Is there any song or piece of music, in any genre, that you wish you’d written?
I have a special affinity for the last three symphonies of Sibelius. I think that I will listen to them for the rest of my life. They resonate with me on an emotional level, even if they have none of that American pop culture influence that I like to play with. I wouldn’t want to copy the great master but I would like to figure out how he constructed these masterpieces. As I said in a previous interview, the great masters don’t reveal their secrets very willingly and that is particularly true in these late works. Nobody can figure how No. 6 was composed, and nobody has offered a satisfactory explanation of why the Swan Hymn, as it is called, at the end of No. 5 is so effective. It’s something to chew on and to aspire to.
And then there’s the “Daybreak,” or the Sunrise moment in Ravel’s ballet Daphnis and Chloé. I remember playing in the middle of the orchestra and hearing all of those glorious sounds around me. The three flutes were behind my right ear, the three oboes were behind my left ear, and the three clarinets and three bassoons were behind them in this extraordinary soundscape. I was in audiophile heaven. Who wouldn’t want to write that music?
If you could only play one instrument for the rest of your life, what would it be and why?
As a younger man, I would have never believed what I am about to say. Having retired from playing the cello after 52 years, (38 of them in the Ottawa Symphony Orchestra) I am quite content to play the nothing. In other words, I am getting so much satisfaction from being a full-time composer that I don’t want to go back to practicing an instrument which is, after all, time consuming. Sure, I try stuff out on the piano and I pull out the guitar and the bass guitar every now and then. Fortunately, due to the presence of frets, they are easier to play than the cello, which requires daily practice if you hope to play in tune. So I may do something with the guitars yet. I continue to love the metallic twang of Fender guitars with single-coil pickups.

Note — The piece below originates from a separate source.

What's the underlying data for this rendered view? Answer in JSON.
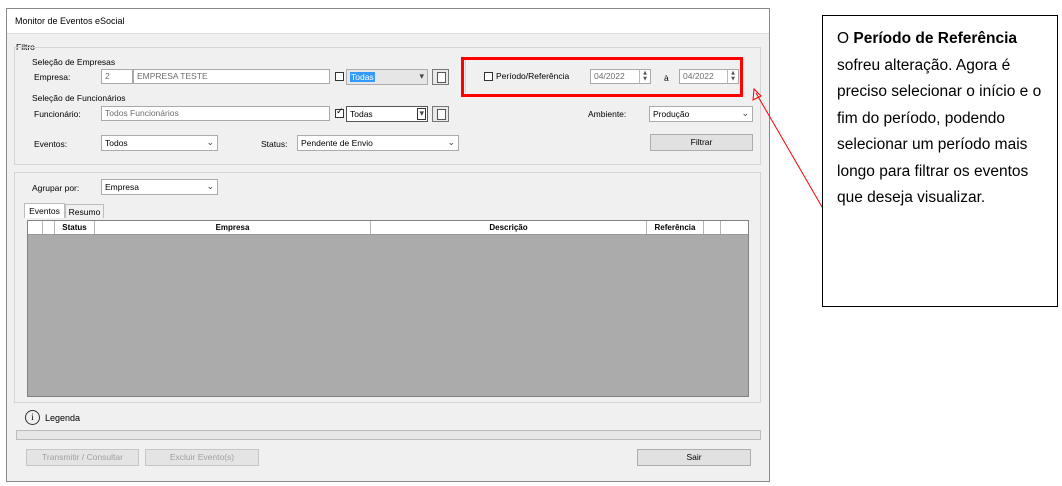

Oh, I know what I want to play! The stock market (but only at a profit).